_Data for the task:_
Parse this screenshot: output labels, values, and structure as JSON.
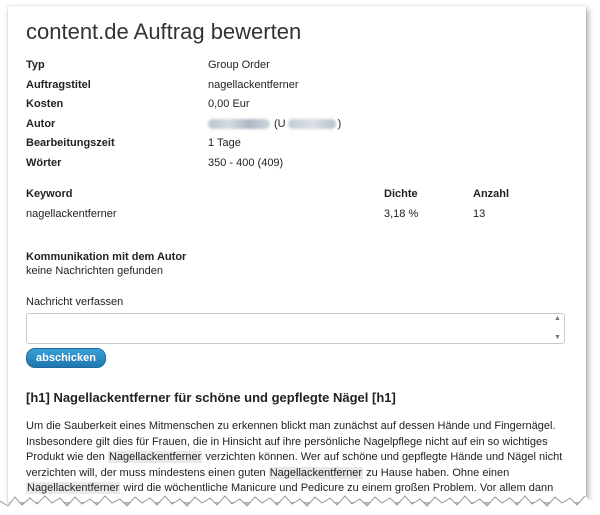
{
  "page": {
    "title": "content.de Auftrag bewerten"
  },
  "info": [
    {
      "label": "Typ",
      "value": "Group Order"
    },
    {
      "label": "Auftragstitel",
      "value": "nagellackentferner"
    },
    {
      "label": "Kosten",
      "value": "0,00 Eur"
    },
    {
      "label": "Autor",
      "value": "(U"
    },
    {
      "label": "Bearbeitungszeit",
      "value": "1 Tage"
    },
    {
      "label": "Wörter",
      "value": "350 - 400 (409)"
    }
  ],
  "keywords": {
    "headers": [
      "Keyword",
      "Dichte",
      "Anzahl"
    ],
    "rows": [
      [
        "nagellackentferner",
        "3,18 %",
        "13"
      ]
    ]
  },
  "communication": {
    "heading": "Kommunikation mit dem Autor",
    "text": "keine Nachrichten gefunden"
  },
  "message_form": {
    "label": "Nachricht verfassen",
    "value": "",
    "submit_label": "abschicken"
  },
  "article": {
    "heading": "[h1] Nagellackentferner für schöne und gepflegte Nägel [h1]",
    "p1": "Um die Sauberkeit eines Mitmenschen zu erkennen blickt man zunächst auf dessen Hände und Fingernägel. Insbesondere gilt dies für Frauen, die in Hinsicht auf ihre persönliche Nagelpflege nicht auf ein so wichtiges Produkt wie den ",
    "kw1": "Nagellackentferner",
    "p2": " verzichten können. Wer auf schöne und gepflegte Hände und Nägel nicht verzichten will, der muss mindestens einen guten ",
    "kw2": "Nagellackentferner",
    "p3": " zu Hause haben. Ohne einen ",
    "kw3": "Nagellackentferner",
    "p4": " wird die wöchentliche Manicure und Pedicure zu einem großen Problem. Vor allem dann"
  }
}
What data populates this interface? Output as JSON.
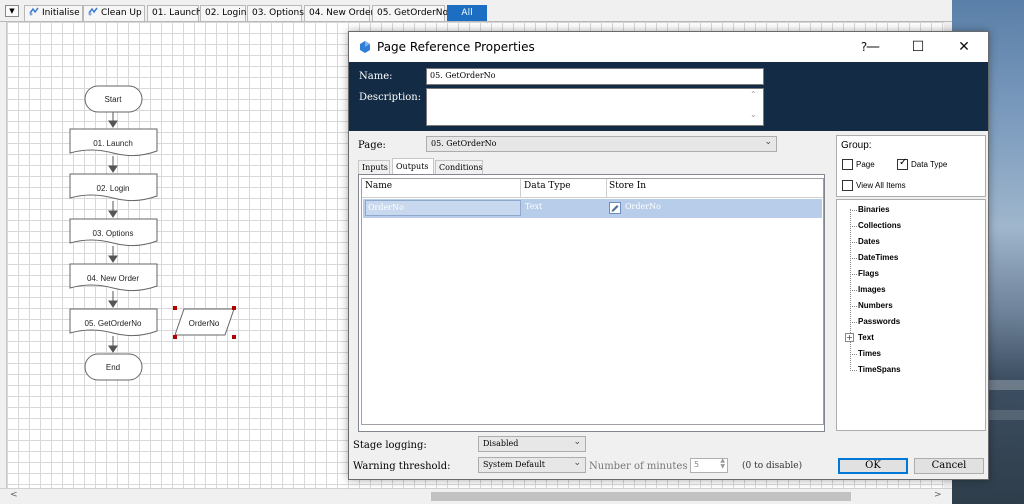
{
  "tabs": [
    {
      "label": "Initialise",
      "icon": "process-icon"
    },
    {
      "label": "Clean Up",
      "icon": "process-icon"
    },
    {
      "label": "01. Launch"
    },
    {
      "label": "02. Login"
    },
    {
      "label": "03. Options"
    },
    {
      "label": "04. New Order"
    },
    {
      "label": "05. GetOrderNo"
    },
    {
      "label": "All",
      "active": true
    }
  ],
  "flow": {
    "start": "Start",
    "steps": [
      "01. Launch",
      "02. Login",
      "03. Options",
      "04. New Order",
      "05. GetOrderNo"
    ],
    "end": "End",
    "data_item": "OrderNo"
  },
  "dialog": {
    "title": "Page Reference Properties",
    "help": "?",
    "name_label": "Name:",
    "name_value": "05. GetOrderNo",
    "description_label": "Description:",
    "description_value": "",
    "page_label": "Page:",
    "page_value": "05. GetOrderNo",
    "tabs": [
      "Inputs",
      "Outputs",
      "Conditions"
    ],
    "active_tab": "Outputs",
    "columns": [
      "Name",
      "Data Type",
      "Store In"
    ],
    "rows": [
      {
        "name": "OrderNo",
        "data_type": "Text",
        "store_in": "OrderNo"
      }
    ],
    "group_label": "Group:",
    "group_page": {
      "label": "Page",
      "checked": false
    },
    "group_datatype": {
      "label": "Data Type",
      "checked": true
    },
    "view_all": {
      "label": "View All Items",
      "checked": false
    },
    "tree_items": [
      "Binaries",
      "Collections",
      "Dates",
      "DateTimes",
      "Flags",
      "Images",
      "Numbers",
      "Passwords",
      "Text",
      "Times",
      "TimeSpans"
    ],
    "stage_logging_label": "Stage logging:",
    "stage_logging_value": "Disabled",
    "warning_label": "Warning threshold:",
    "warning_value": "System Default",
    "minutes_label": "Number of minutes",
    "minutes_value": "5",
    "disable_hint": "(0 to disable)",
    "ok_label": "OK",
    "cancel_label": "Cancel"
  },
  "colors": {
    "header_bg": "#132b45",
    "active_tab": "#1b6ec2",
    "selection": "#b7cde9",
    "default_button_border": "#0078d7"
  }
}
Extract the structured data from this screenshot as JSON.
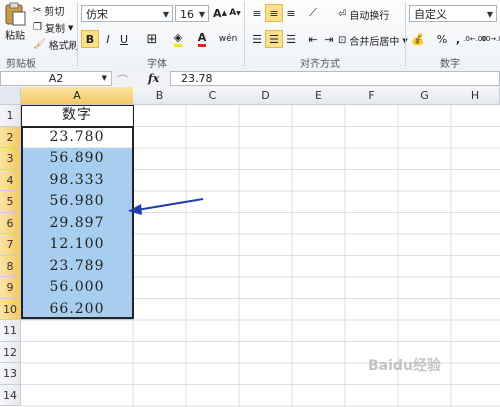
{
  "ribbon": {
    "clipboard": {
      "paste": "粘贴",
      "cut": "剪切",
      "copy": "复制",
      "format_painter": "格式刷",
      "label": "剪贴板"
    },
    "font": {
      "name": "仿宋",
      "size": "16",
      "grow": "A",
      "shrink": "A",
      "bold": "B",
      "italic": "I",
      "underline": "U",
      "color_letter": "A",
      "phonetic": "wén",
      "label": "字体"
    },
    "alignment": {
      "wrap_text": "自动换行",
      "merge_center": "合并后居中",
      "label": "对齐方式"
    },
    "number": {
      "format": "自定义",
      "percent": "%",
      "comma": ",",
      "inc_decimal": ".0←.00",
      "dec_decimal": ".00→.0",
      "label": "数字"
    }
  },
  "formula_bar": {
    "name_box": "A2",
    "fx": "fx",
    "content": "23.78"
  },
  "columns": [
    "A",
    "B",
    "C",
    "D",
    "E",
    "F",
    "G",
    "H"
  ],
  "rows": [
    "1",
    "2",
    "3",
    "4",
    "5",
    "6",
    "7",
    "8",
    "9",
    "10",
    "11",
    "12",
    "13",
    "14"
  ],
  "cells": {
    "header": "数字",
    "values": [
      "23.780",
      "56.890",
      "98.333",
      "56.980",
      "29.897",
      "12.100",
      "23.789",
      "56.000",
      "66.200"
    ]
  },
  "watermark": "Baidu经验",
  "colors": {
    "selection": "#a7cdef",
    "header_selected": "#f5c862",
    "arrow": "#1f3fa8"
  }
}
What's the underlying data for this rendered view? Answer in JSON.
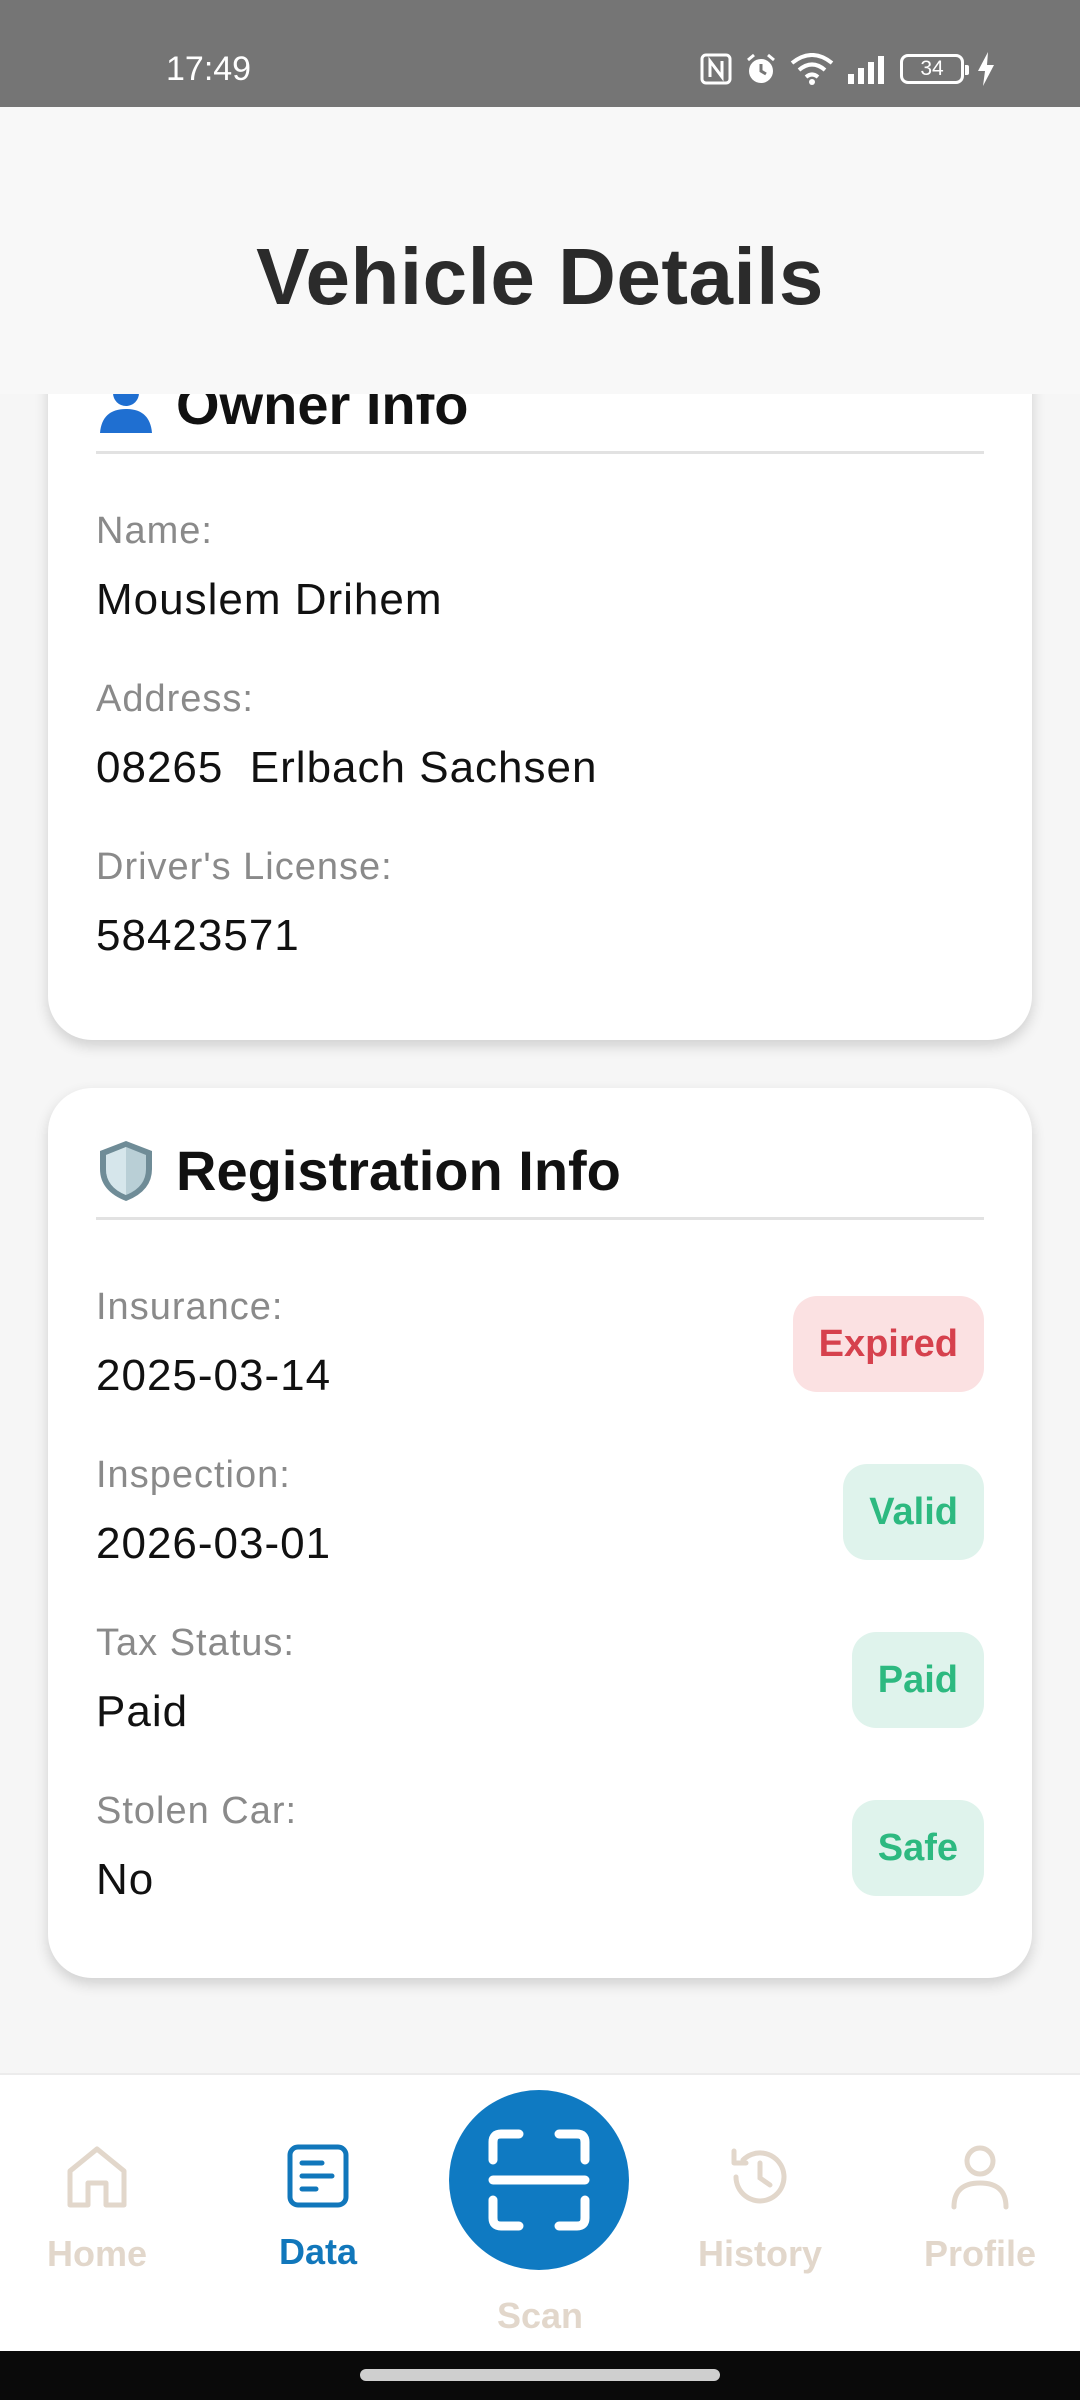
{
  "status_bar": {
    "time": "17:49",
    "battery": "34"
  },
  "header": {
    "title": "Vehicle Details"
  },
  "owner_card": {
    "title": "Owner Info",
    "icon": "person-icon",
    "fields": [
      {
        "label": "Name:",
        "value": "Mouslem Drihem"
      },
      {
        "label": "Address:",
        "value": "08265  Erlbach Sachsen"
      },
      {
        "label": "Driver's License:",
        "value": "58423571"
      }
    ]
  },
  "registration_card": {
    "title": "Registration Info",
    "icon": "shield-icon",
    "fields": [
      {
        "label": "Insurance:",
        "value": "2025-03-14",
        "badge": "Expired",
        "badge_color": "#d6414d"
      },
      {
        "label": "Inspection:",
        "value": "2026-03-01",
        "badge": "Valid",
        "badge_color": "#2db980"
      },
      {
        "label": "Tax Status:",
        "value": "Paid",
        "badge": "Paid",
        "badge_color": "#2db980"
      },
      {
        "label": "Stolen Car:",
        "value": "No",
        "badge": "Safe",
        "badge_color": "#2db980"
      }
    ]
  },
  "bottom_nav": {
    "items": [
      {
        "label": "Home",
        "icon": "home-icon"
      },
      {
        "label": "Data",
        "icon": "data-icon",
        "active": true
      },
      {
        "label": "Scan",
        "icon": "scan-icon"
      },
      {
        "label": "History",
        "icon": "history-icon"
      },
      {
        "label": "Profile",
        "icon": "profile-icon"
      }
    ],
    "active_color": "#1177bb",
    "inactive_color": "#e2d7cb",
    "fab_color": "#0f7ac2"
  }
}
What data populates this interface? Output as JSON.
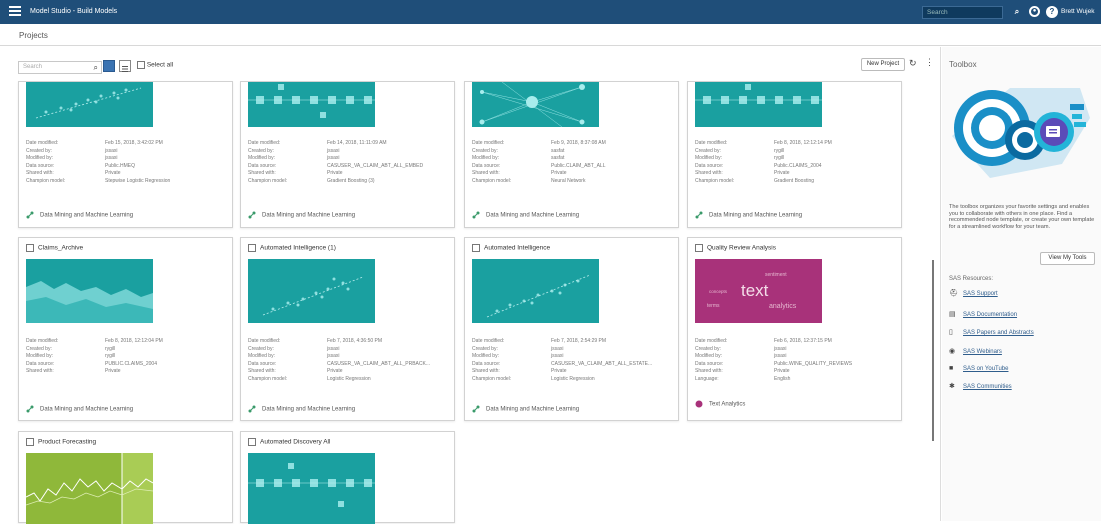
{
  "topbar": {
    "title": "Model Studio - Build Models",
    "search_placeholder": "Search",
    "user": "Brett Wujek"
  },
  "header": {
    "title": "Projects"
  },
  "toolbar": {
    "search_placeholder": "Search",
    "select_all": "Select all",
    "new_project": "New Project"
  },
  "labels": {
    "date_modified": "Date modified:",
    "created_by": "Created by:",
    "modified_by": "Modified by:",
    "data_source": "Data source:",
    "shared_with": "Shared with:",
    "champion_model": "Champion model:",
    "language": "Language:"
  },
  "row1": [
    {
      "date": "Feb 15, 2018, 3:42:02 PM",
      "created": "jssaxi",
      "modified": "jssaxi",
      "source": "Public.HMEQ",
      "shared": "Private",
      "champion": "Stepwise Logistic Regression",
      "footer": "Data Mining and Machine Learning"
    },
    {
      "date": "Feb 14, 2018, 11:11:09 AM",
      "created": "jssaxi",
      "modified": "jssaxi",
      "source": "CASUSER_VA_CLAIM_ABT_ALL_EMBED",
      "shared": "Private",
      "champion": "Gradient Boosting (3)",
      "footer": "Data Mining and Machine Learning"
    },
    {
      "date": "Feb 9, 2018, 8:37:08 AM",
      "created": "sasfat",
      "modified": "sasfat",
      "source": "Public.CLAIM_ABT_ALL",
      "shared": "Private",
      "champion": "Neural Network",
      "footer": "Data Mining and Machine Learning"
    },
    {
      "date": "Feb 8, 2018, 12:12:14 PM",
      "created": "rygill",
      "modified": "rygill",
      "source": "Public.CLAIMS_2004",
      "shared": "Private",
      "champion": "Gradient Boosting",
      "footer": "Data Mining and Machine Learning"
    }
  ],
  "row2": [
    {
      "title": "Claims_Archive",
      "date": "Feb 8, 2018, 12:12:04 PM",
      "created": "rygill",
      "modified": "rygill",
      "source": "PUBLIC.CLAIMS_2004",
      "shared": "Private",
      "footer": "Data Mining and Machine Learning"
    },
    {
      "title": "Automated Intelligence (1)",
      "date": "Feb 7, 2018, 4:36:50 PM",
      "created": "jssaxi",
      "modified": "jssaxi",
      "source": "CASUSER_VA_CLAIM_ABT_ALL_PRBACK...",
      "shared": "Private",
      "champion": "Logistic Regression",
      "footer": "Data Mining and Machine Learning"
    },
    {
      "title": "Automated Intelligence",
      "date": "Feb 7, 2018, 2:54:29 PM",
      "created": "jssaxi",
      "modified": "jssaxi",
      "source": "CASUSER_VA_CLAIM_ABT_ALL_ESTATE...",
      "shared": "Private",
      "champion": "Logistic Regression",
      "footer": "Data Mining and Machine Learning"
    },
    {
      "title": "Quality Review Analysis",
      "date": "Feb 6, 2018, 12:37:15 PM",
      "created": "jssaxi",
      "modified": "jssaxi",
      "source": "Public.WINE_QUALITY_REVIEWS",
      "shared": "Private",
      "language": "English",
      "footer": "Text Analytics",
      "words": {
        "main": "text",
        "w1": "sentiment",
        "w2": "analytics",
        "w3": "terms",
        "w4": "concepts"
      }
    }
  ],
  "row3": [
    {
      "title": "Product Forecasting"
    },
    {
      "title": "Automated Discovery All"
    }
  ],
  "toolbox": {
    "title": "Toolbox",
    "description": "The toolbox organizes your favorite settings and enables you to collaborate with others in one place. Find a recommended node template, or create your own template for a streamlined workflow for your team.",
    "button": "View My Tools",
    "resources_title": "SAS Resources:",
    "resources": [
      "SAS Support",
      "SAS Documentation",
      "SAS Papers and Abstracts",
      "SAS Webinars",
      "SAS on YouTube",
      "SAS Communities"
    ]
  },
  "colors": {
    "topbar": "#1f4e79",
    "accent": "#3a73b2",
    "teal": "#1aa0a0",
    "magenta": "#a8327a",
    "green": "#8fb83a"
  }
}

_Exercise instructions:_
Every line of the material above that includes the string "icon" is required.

_Problem solution:_
      "icon": "process-icon"
      "icon": "process-icon"
    "icon": "person-icon",
    "icon": "shield-icon",
        "icon": "home-icon"
        "icon": "data-icon",
        "icon": "scan-icon"
        "icon": "history-icon"
        "icon": "profile-icon"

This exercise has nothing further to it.